On my wedding day, I felt like such a woman in that white gown. I felt so feminine and pretty. I loved watching my husband cry from the enormity and beauty of the choice when he saw me for the first time. On my wedding day, I thought I would be pregnant within the year. I walked through that day with so much confidence--with so much femininity--my womanhood on my sleeve. I want to get back to that day when I felt sexual and sensual--Frida Kahlo's Flower of Life.
I don't just want another child, I want to feel feminine. And I don't want someone else to make me feel feminine or tell me that I am feminine. I want to feel feminine. I want to feel like a woman. I want to feel so hardcore like a woman that I become religious about shaving my legs (and yes, I know that I am prescribing to a certain sliver of womanhood, but it's the sliver I grew up thinking I would become). I want to be self-assured in my womanhood. I want my floating-uterus-a-la-ancient-Greece to influence the way I think and the way I speak and who I am. I feel disconnected from my uterus.
And the strange thing is that all of my friends who have gone through fertility treatments or adopted--they each have found their womanhood again. Either they have something that works as it should or they've created a femininity for themselves. They appear to me wholly female. It's so stupid--and I can recognize my own stupidity. Maybe I'm holding myself to a standard that I hold no one else or maybe they've found a secret that I haven't found yet. But what can I do? It's how I feel when I consider my own feminisma.
She is going for her beta today. They are trying to wrap their minds around this child. They will make it work because they have to make it work. And I will keep checking off "female" on medical forms and surveys because I have to check off "female." But I'm not feeling it right now.

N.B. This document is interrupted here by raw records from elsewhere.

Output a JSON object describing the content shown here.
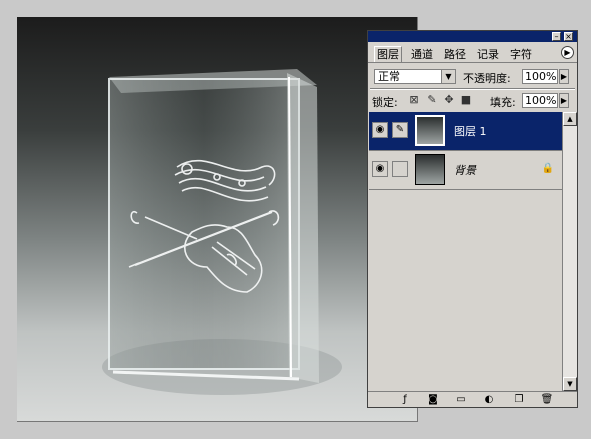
{
  "panel": {
    "tabs": [
      "图层",
      "通道",
      "路径",
      "记录",
      "字符"
    ],
    "blend_mode": "正常",
    "opacity_label": "不透明度:",
    "opacity_value": "100%",
    "lock_label": "锁定:",
    "fill_label": "填充:",
    "fill_value": "100%",
    "layers": [
      {
        "name": "图层 1",
        "selected": true
      },
      {
        "name": "背景",
        "selected": false,
        "locked": true
      }
    ]
  },
  "icons": {
    "eye": "eye-icon",
    "brush": "brush-icon",
    "lock": "lock-icon",
    "menu": "panel-menu-arrow-icon",
    "bottom": [
      "layer-style-icon",
      "mask-icon",
      "new-group-icon",
      "adjustment-layer-icon",
      "new-layer-icon",
      "trash-icon"
    ]
  },
  "colors": {
    "selection": "#0a246a",
    "panel_bg": "#d6d3ce"
  }
}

While I was rereading this entry, my friend called me with her beta results. The pregnancy is not viable. I feel like a complete asshole. My heart is breaking for her.